What to work on
The full set of entries should be repeated without a single change.

┌─ Available data

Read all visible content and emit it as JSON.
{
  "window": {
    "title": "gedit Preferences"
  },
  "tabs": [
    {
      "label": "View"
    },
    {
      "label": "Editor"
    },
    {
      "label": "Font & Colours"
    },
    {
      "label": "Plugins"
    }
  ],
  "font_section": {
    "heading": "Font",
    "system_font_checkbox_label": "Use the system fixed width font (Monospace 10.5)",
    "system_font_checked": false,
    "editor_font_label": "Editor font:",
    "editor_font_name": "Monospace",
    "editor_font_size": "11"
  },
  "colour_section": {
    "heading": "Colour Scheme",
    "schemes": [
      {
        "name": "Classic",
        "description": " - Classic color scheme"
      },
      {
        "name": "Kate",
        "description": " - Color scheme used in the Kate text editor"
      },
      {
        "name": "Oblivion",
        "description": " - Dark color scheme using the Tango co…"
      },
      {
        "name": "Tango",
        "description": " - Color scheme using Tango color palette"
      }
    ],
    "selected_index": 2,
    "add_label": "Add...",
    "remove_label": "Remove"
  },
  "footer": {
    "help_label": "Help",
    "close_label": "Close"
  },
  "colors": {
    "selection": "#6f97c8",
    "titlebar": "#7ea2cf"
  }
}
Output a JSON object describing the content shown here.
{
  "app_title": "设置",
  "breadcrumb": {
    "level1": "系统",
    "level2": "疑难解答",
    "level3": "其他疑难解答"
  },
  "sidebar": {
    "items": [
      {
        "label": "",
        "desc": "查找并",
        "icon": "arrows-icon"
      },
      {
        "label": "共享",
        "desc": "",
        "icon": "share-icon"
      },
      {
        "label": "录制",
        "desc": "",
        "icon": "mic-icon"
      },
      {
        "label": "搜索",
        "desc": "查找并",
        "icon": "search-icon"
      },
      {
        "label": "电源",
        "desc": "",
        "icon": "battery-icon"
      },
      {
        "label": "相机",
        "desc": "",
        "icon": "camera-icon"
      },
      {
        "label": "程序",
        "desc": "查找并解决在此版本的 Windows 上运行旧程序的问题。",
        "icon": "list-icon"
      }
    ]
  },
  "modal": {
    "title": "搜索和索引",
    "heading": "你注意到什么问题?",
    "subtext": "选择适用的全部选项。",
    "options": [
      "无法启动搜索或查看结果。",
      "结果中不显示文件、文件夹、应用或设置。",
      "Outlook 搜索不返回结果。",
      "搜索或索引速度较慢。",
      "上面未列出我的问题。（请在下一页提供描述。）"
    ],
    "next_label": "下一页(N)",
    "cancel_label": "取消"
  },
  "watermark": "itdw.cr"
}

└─

Response to this exercise
Read all visible content and emit it as JSON.
{
  "window": {
    "title": "gedit Preferences"
  },
  "tabs": [
    {
      "label": "View"
    },
    {
      "label": "Editor"
    },
    {
      "label": "Font & Colours"
    },
    {
      "label": "Plugins"
    }
  ],
  "font_section": {
    "heading": "Font",
    "system_font_checkbox_label": "Use the system fixed width font (Monospace 10.5)",
    "system_font_checked": false,
    "editor_font_label": "Editor font:",
    "editor_font_name": "Monospace",
    "editor_font_size": "11"
  },
  "colour_section": {
    "heading": "Colour Scheme",
    "schemes": [
      {
        "name": "Classic",
        "description": " - Classic color scheme"
      },
      {
        "name": "Kate",
        "description": " - Color scheme used in the Kate text editor"
      },
      {
        "name": "Oblivion",
        "description": " - Dark color scheme using the Tango co…"
      },
      {
        "name": "Tango",
        "description": " - Color scheme using Tango color palette"
      }
    ],
    "selected_index": 2,
    "add_label": "Add...",
    "remove_label": "Remove"
  },
  "footer": {
    "help_label": "Help",
    "close_label": "Close"
  },
  "colors": {
    "selection": "#6f97c8",
    "titlebar": "#7ea2cf"
  }
}
Output a JSON object describing the content shown here.
{
  "app_title": "设置",
  "breadcrumb": {
    "level1": "系统",
    "level2": "疑难解答",
    "level3": "其他疑难解答"
  },
  "sidebar": {
    "items": [
      {
        "label": "",
        "desc": "查找并",
        "icon": "arrows-icon"
      },
      {
        "label": "共享",
        "desc": "",
        "icon": "share-icon"
      },
      {
        "label": "录制",
        "desc": "",
        "icon": "mic-icon"
      },
      {
        "label": "搜索",
        "desc": "查找并",
        "icon": "search-icon"
      },
      {
        "label": "电源",
        "desc": "",
        "icon": "battery-icon"
      },
      {
        "label": "相机",
        "desc": "",
        "icon": "camera-icon"
      },
      {
        "label": "程序",
        "desc": "查找并解决在此版本的 Windows 上运行旧程序的问题。",
        "icon": "list-icon"
      }
    ]
  },
  "modal": {
    "title": "搜索和索引",
    "heading": "你注意到什么问题?",
    "subtext": "选择适用的全部选项。",
    "options": [
      "无法启动搜索或查看结果。",
      "结果中不显示文件、文件夹、应用或设置。",
      "Outlook 搜索不返回结果。",
      "搜索或索引速度较慢。",
      "上面未列出我的问题。（请在下一页提供描述。）"
    ],
    "next_label": "下一页(N)",
    "cancel_label": "取消"
  },
  "watermark": "itdw.cr"
}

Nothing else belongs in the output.